**What you are asked to do:** Retype the records word for word. Skip every image.
** Opening Task material block **
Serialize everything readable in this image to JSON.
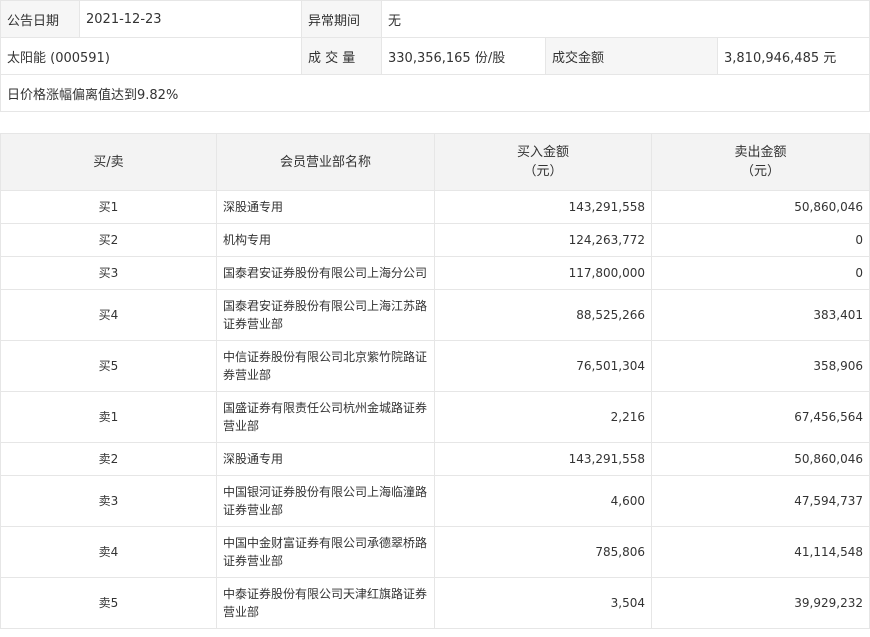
{
  "summary": {
    "date_label": "公告日期",
    "date_value": "2021-12-23",
    "period_label": "异常期间",
    "period_value": "无",
    "stock_name": "太阳能 (000591)",
    "volume_label": "成 交 量",
    "volume_value": "330,356,165 份/股",
    "amount_label": "成交金额",
    "amount_value": "3,810,946,485 元",
    "reason": "日价格涨幅偏离值达到9.82%"
  },
  "table": {
    "headers": {
      "side": "买/卖",
      "branch": "会员营业部名称",
      "buy_line1": "买入金额",
      "buy_line2": "（元）",
      "sell_line1": "卖出金额",
      "sell_line2": "（元）"
    },
    "rows": [
      {
        "side": "买1",
        "branch": "深股通专用",
        "buy": "143,291,558",
        "sell": "50,860,046"
      },
      {
        "side": "买2",
        "branch": "机构专用",
        "buy": "124,263,772",
        "sell": "0"
      },
      {
        "side": "买3",
        "branch": "国泰君安证券股份有限公司上海分公司",
        "buy": "117,800,000",
        "sell": "0"
      },
      {
        "side": "买4",
        "branch": "国泰君安证券股份有限公司上海江苏路证券营业部",
        "buy": "88,525,266",
        "sell": "383,401"
      },
      {
        "side": "买5",
        "branch": "中信证券股份有限公司北京紫竹院路证券营业部",
        "buy": "76,501,304",
        "sell": "358,906"
      },
      {
        "side": "卖1",
        "branch": "国盛证券有限责任公司杭州金城路证券营业部",
        "buy": "2,216",
        "sell": "67,456,564"
      },
      {
        "side": "卖2",
        "branch": "深股通专用",
        "buy": "143,291,558",
        "sell": "50,860,046"
      },
      {
        "side": "卖3",
        "branch": "中国银河证券股份有限公司上海临潼路证券营业部",
        "buy": "4,600",
        "sell": "47,594,737"
      },
      {
        "side": "卖4",
        "branch": "中国中金财富证券有限公司承德翠桥路证券营业部",
        "buy": "785,806",
        "sell": "41,114,548"
      },
      {
        "side": "卖5",
        "branch": "中泰证券股份有限公司天津红旗路证券营业部",
        "buy": "3,504",
        "sell": "39,929,232"
      }
    ]
  }
}
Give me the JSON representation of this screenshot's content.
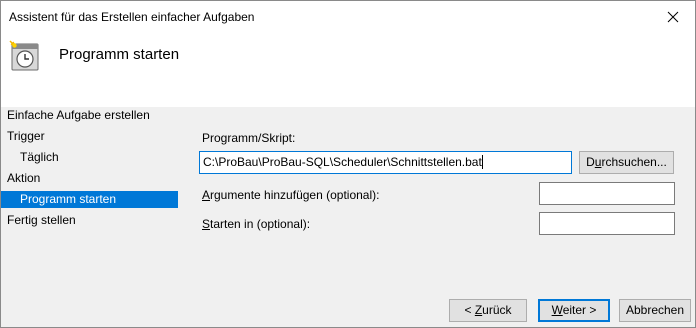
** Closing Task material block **
**Written response:**
Serialize everything readable in this image to JSON.
{
  "summary": {
    "date_label": "公告日期",
    "date_value": "2021-12-23",
    "period_label": "异常期间",
    "period_value": "无",
    "stock_name": "太阳能 (000591)",
    "volume_label": "成 交 量",
    "volume_value": "330,356,165 份/股",
    "amount_label": "成交金额",
    "amount_value": "3,810,946,485 元",
    "reason": "日价格涨幅偏离值达到9.82%"
  },
  "table": {
    "headers": {
      "side": "买/卖",
      "branch": "会员营业部名称",
      "buy_line1": "买入金额",
      "buy_line2": "（元）",
      "sell_line1": "卖出金额",
      "sell_line2": "（元）"
    },
    "rows": [
      {
        "side": "买1",
        "branch": "深股通专用",
        "buy": "143,291,558",
        "sell": "50,860,046"
      },
      {
        "side": "买2",
        "branch": "机构专用",
        "buy": "124,263,772",
        "sell": "0"
      },
      {
        "side": "买3",
        "branch": "国泰君安证券股份有限公司上海分公司",
        "buy": "117,800,000",
        "sell": "0"
      },
      {
        "side": "买4",
        "branch": "国泰君安证券股份有限公司上海江苏路证券营业部",
        "buy": "88,525,266",
        "sell": "383,401"
      },
      {
        "side": "买5",
        "branch": "中信证券股份有限公司北京紫竹院路证券营业部",
        "buy": "76,501,304",
        "sell": "358,906"
      },
      {
        "side": "卖1",
        "branch": "国盛证券有限责任公司杭州金城路证券营业部",
        "buy": "2,216",
        "sell": "67,456,564"
      },
      {
        "side": "卖2",
        "branch": "深股通专用",
        "buy": "143,291,558",
        "sell": "50,860,046"
      },
      {
        "side": "卖3",
        "branch": "中国银河证券股份有限公司上海临潼路证券营业部",
        "buy": "4,600",
        "sell": "47,594,737"
      },
      {
        "side": "卖4",
        "branch": "中国中金财富证券有限公司承德翠桥路证券营业部",
        "buy": "785,806",
        "sell": "41,114,548"
      },
      {
        "side": "卖5",
        "branch": "中泰证券股份有限公司天津红旗路证券营业部",
        "buy": "3,504",
        "sell": "39,929,232"
      }
    ]
  }
}
Give me the JSON representation of this screenshot's content.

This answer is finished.